PROBLEM DESCRIPTION: Write only the number of lines in the entries below that contain the word "logo".

Top of ENTRIES SUPPLIED

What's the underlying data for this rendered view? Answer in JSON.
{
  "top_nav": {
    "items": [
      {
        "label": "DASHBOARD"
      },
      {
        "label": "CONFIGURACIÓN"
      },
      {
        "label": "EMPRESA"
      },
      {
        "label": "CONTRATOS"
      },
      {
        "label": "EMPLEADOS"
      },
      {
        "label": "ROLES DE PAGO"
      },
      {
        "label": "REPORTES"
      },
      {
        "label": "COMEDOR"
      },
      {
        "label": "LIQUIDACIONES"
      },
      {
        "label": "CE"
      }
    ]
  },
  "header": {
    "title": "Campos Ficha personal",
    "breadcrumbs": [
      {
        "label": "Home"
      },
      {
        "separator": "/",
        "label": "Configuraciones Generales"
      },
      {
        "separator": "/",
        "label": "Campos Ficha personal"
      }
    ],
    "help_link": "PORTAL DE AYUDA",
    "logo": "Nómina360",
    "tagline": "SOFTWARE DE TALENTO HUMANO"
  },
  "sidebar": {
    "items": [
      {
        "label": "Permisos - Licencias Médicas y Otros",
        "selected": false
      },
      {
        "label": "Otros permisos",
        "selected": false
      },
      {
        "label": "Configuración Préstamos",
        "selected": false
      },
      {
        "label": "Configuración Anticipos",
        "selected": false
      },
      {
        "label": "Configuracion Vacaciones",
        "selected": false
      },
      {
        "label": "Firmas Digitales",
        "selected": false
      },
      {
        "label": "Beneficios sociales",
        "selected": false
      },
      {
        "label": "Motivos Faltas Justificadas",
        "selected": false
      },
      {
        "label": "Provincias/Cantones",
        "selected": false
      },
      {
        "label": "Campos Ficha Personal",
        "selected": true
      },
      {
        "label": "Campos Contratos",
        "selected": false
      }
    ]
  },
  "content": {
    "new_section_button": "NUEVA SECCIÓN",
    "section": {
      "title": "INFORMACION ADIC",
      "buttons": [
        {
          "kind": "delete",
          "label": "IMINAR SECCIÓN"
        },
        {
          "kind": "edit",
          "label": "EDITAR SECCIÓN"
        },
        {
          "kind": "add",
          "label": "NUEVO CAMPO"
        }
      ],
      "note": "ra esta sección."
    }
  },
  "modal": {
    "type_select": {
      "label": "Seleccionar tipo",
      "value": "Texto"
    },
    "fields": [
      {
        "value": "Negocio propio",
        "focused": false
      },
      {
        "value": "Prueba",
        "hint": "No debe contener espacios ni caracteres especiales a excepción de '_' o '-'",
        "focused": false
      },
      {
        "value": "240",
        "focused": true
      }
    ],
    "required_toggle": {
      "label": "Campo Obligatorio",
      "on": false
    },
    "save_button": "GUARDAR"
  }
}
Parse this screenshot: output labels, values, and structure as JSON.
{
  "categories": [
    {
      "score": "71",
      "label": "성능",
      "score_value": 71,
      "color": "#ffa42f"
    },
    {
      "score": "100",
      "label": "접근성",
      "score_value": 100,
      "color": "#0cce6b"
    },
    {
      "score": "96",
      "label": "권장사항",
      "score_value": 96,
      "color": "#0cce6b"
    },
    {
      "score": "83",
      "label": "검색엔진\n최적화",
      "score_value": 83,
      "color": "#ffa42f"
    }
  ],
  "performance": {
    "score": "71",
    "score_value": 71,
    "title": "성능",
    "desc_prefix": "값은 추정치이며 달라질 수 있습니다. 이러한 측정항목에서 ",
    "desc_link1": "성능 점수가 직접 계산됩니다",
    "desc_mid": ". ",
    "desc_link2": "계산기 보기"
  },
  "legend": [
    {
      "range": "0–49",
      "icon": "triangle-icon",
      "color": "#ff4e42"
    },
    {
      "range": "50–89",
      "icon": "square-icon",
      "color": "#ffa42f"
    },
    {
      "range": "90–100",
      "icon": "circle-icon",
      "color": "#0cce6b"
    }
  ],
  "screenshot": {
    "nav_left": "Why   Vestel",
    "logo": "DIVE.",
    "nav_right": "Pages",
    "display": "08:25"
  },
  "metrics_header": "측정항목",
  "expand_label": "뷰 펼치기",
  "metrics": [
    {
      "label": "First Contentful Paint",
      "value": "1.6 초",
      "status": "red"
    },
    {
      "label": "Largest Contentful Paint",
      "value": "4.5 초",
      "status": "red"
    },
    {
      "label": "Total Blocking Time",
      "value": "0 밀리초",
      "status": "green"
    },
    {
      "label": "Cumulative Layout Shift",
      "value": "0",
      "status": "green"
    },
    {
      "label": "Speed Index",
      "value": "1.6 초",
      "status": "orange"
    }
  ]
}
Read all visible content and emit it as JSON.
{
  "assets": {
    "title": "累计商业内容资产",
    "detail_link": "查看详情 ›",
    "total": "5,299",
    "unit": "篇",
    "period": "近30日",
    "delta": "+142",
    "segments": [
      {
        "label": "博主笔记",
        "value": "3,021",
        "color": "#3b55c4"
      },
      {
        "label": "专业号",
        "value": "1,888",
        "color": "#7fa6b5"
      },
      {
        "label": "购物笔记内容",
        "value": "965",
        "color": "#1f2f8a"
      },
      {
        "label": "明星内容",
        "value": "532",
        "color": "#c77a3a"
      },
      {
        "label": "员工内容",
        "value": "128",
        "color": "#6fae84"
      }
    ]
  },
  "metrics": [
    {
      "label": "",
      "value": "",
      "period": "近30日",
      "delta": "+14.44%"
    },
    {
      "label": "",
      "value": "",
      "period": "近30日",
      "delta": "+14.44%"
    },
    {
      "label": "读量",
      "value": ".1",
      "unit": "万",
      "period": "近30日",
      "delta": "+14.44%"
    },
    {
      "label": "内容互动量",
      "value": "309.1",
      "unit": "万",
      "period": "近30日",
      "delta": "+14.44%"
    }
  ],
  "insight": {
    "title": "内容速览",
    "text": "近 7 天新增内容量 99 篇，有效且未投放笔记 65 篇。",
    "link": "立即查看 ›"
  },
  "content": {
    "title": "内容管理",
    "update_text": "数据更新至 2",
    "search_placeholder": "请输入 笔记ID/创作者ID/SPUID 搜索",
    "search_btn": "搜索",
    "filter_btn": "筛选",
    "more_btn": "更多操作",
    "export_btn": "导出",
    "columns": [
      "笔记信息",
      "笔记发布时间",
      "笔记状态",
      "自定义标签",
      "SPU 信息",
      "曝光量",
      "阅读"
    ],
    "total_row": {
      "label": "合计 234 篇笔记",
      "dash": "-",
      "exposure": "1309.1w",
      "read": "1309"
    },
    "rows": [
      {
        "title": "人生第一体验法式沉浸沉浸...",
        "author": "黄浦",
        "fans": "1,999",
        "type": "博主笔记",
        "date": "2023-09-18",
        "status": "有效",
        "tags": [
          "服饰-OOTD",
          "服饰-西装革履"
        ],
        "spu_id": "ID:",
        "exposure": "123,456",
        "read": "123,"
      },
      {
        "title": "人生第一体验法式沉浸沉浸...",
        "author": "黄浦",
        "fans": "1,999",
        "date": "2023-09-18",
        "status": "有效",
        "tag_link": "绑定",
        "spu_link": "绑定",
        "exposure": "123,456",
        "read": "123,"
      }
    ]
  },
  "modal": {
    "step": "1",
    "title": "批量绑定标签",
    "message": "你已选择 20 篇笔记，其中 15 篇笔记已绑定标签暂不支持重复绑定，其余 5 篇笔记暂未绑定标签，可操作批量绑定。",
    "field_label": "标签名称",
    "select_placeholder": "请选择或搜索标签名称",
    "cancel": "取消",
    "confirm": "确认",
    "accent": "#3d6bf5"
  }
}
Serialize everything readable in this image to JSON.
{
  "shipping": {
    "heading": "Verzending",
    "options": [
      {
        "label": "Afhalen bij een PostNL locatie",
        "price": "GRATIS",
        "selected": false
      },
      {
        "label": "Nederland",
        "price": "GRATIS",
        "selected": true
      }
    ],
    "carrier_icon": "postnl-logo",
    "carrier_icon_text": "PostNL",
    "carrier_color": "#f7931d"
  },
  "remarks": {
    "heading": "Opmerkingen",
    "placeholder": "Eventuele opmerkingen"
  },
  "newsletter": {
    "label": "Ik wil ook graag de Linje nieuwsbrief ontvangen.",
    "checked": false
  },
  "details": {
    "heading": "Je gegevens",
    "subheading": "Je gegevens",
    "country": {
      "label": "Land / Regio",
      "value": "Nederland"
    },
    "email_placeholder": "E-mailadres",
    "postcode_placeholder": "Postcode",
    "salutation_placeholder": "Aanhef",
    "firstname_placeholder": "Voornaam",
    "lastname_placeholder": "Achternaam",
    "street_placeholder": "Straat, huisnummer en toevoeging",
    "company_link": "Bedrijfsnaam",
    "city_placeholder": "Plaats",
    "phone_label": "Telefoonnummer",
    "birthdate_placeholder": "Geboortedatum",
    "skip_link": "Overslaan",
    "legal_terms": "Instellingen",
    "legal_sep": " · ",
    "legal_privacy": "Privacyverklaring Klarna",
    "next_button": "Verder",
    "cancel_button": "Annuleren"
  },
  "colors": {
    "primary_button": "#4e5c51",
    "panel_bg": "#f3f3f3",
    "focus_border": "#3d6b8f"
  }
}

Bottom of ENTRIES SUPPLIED

THE ANSWER: 3